To help you stay present to your viewers, put your phone on silent and place it facedown on your desk. Also, close other windows on your computer desktop. Remember, the camera is on, and you are being seen at all times.
COVID-19 has turned our homes into virtual offices and conference rooms. The more effectively we can communicate verbally and non-verbally on camera, the more we can engender trust in our colleagues and customers. All we need to do is adjust our perspective and behaviors to embrace technology as a powerful environment.
- Kamouri A, Lister K. Survey reveals 76% of global office workers want to continue working from home post-COVID-19. News release. Global Workplace Analytics. Published May 4, 2020. Accessed May 14, 2020. https://globalworkplaceanalytics.com/brags/news-releases
- Goman CK. Your body language on a videoconference. Forbes. May 30, 2014. Accessed May 15, 2020. https://www.forbes.com/sites/carolkinseygoman/2014/05/30/body-language-on-a-videoconference/#4232e6c8505e
- Dodds J. Eye contact: a primal force in business. The Startup. November 26, 2019. Accessed July 1, 2020. https://medium.com/swlh/eye-contact-a-primal-force-in-business-d15f4b86449f
- Ferran C, Watts S. Videoconferencing in the field: a heuristic processing model. Management Science, Vol. 54, No. 9. Published online September 1, 2008. Accessed July 1, 2020. https://pubsonline.informs.org/doi/abs/10.1287/mnsc.1080.0879
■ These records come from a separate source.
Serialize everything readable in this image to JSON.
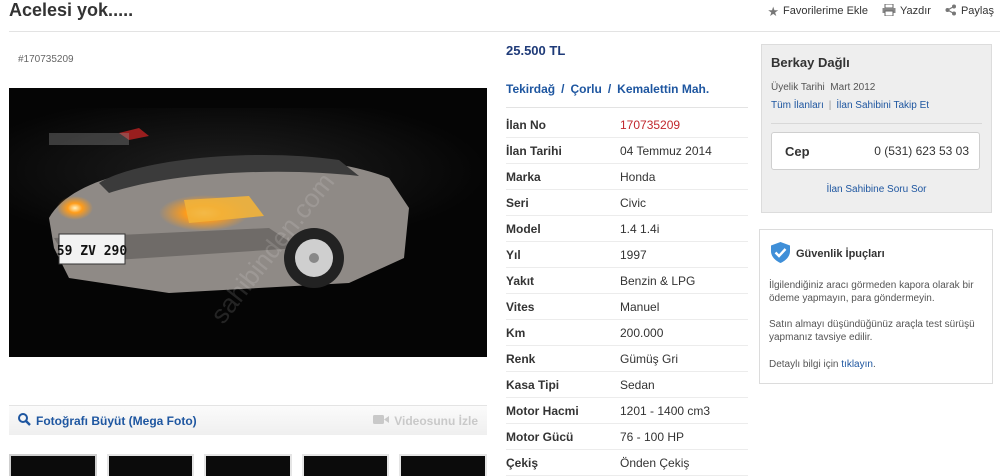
{
  "header": {
    "title": "Acelesi yok.....",
    "actions": [
      {
        "icon": "star-icon",
        "label": "Favorilerime Ekle"
      },
      {
        "icon": "printer-icon",
        "label": "Yazdır"
      },
      {
        "icon": "share-icon",
        "label": "Paylaş"
      }
    ]
  },
  "listing": {
    "id_text": "#170735209",
    "price": "25.500 TL",
    "location": [
      "Tekirdağ",
      "Çorlu",
      "Kemalettin Mah."
    ],
    "location_sep": "/",
    "photo": {
      "plate": "59 ZV 290",
      "mega_label": "Fotoğrafı Büyüt (Mega Foto)",
      "video_label": "Videosunu İzle",
      "thumb_count": 5
    },
    "specs": [
      {
        "k": "İlan No",
        "v": "170735209",
        "highlight": true
      },
      {
        "k": "İlan Tarihi",
        "v": "04 Temmuz 2014"
      },
      {
        "k": "Marka",
        "v": "Honda"
      },
      {
        "k": "Seri",
        "v": "Civic"
      },
      {
        "k": "Model",
        "v": "1.4 1.4i"
      },
      {
        "k": "Yıl",
        "v": "1997"
      },
      {
        "k": "Yakıt",
        "v": "Benzin & LPG"
      },
      {
        "k": "Vites",
        "v": "Manuel"
      },
      {
        "k": "Km",
        "v": "200.000"
      },
      {
        "k": "Renk",
        "v": "Gümüş Gri"
      },
      {
        "k": "Kasa Tipi",
        "v": "Sedan"
      },
      {
        "k": "Motor Hacmi",
        "v": "1201 - 1400 cm3"
      },
      {
        "k": "Motor Gücü",
        "v": "76 - 100 HP"
      },
      {
        "k": "Çekiş",
        "v": "Önden Çekiş"
      }
    ]
  },
  "seller": {
    "name": "Berkay Dağlı",
    "since_label": "Üyelik Tarihi",
    "since_value": "Mart 2012",
    "all_listings": "Tüm İlanları",
    "follow": "İlan Sahibini Takip Et",
    "phone_label": "Cep",
    "phone_number": "0 (531) 623 53 03",
    "ask": "İlan Sahibine Soru Sor"
  },
  "tips": {
    "title": "Güvenlik İpuçları",
    "p1": "İlgilendiğiniz aracı görmeden kapora olarak bir ödeme yapmayın, para göndermeyin.",
    "p2": "Satın almayı düşündüğünüz araçla test sürüşü yapmanız tavsiye edilir.",
    "p3_prefix": "Detaylı bilgi için ",
    "p3_link": "tıklayın",
    "p3_suffix": "."
  },
  "colors": {
    "link": "#1e56a0",
    "price": "#1e3a78",
    "highlight": "#c1272d"
  }
}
Hollace S. Masino is an instructional designer with a master’s degree in instructional technology and over 15 years of experience in training, education, and leadership. She has filled a broad range of roles, including facilitator, curriculum designer and developer, and director of training programs. Her areas of interest are motivational design, human performance improvement, and the higher stages of human development. At Encompass, Hollace plays an integral role within the Instructional Design team and has been instrumental in the creation and deployment of a variety of professional development and sales training courses.